Posts Tagged Stars
Visit the following LiveScience.com link for some magnificent numeric depictions of planet Earth… https://www.livescience.com/63429-big-numbers-universe-photos.html Advertisements
(from nasa.gov)… A black hole is a place in space where gravity pulls so much that even light can not get out. The gravity is so strong because matter has been squeezed into a tiny space. This can happen when a star is dying. Because no light can get out, people can’t see black holes. They are […]
Summary: Stars form when gravity pulls together material within giant clouds of gas and dust.
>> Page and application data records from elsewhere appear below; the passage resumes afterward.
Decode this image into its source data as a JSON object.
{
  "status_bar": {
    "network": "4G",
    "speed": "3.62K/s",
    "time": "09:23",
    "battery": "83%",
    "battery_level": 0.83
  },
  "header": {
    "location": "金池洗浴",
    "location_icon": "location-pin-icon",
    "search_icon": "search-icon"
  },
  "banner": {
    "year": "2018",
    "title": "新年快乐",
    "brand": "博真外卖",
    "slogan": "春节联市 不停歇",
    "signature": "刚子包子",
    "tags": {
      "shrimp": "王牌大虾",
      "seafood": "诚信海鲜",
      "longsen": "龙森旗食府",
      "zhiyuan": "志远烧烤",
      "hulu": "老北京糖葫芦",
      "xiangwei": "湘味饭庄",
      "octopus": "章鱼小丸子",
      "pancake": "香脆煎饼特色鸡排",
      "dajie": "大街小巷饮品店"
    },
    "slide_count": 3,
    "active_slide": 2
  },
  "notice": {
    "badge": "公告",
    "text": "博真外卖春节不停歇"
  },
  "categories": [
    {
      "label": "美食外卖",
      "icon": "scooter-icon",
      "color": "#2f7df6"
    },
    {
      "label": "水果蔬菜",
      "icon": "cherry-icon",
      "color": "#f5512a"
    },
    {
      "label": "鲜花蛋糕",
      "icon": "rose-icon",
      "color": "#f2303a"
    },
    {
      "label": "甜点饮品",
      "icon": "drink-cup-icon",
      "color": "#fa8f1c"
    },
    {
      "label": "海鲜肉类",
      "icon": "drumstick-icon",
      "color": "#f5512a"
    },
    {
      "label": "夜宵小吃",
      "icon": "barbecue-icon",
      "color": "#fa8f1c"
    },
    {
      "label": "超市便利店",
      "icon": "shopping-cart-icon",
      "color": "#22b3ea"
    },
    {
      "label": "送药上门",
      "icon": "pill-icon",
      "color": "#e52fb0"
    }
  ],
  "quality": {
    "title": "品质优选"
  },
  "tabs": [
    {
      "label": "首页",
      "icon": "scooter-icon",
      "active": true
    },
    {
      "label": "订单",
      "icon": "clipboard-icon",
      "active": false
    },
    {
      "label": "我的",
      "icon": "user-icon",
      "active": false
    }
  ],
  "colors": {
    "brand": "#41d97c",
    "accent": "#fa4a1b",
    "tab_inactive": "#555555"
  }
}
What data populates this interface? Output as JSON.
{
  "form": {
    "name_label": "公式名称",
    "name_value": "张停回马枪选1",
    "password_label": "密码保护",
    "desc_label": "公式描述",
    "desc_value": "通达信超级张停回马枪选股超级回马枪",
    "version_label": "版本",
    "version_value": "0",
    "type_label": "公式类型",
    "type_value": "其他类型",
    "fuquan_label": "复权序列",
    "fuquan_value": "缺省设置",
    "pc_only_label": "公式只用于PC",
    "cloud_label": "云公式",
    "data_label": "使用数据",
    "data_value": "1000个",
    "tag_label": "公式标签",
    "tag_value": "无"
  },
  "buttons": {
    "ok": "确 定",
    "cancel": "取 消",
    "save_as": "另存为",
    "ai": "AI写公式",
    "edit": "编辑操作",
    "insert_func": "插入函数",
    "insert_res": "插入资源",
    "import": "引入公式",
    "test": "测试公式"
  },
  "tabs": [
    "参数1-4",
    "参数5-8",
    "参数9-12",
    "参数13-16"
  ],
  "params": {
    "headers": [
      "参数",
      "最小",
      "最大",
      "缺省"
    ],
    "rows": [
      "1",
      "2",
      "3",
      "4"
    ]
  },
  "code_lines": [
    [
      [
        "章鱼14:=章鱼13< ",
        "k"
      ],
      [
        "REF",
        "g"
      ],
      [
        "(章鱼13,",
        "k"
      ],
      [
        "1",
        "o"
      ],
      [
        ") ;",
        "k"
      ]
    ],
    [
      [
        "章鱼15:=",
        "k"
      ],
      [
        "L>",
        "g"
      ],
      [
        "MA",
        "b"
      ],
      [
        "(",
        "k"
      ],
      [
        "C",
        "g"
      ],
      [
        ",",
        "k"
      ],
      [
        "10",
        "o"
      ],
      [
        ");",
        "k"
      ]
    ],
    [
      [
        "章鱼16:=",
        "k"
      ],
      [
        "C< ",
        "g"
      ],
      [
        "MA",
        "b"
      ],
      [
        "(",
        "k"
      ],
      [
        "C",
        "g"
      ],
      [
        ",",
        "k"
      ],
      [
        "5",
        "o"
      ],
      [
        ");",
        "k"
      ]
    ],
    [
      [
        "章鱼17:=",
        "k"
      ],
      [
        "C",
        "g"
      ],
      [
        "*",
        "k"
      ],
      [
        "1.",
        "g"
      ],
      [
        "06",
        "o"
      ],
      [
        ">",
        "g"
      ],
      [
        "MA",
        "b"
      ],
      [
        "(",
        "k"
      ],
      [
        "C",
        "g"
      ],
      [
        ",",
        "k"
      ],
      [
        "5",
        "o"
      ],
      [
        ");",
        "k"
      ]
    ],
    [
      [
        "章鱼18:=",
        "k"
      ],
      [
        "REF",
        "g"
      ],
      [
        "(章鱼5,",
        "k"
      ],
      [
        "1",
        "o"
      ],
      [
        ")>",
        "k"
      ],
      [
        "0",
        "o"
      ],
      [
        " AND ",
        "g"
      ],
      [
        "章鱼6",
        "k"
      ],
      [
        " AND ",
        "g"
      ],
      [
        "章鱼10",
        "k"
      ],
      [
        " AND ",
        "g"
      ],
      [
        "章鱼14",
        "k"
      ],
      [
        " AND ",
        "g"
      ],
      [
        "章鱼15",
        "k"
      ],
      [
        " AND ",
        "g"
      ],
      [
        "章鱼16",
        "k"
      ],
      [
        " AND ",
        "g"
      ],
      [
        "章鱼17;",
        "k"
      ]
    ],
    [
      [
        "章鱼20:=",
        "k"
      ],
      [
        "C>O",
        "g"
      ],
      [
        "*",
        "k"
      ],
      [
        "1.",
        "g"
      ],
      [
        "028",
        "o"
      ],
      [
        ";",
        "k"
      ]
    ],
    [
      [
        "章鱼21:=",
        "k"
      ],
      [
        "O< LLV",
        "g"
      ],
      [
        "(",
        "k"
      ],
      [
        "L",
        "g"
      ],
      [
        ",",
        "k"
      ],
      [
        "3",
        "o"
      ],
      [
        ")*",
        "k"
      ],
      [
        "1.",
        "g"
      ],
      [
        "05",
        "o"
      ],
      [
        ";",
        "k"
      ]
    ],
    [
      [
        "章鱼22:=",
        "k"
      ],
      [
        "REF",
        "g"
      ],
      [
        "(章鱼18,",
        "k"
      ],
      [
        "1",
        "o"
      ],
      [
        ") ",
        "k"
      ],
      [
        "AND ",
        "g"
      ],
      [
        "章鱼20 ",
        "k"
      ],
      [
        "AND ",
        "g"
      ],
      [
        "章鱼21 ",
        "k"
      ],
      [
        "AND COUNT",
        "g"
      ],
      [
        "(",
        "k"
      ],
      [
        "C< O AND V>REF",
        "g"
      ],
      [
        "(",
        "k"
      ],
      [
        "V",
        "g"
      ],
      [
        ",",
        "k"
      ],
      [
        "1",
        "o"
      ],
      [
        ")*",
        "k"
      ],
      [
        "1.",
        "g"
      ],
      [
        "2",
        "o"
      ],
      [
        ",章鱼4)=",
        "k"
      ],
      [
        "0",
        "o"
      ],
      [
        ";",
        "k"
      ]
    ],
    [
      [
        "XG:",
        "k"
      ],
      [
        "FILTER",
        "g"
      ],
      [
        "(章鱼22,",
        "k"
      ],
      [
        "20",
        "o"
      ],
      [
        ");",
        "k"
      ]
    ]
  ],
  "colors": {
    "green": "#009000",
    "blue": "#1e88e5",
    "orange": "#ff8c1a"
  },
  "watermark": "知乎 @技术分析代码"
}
But gravity isn’t the only force at work. Both turbulence and magnetic fields battle gravity, either by stirring things up or by channeling and restricting gas flows, respectively. New research focusing on magnetic fields shows that they influence star formation […]
from news.nationalgeographic.com… The Hubble Space Telescope’s recent images of giant balls of stars in a nearby galaxy… have astronomers puzzled as to the star balls’ origins… Multitudes of such “globular” star clusters, each filled with hundreds of thousands of the oldest stars in the universe, lie scattered around our own Milky Way and other galaxies. But […]
from news.nationalgeographic.com… A star cluster some 80,000 light-years from Earth looks mysteriously deficient in the element lithium, just like nearby stars… Big Bang Mystery Extends Into Nearby Galaxy, Puzzling Cosmologists.
from ScienceDaily.com Summary: “A group of organic chemicals that are considered carcinogens and pollutants today on Earth, but are also thought to be the building blocks for the origins of life, may hold clues to how carbon-rich chemicals created in stars are processed and recycled in space.” Organic conundrum in Large Magellanic Cloud — ScienceDaily.
from an article posted on sciencedaily.com in April 2013: Summary: A team of scientists has discovered two Earth-like planets in the habitable orbit of a Sun-like star. Using observations gathered by NASA’s Kepler Mission, the team found five planets orbiting a Sun-like star called Kepler-62. Four of these planets are so-called super-Earths, larger than our […]
From Sciencedaily.com… “Massive stars — those at least 8 times the mass of our Sun — present an intriguing mystery: how do they grow so large when the vast majority of stars in the Milky Way are considerably smaller… Average stars like our Sun begin life as dense, but relatively low-mass concentrations of hydrogen, helium, […]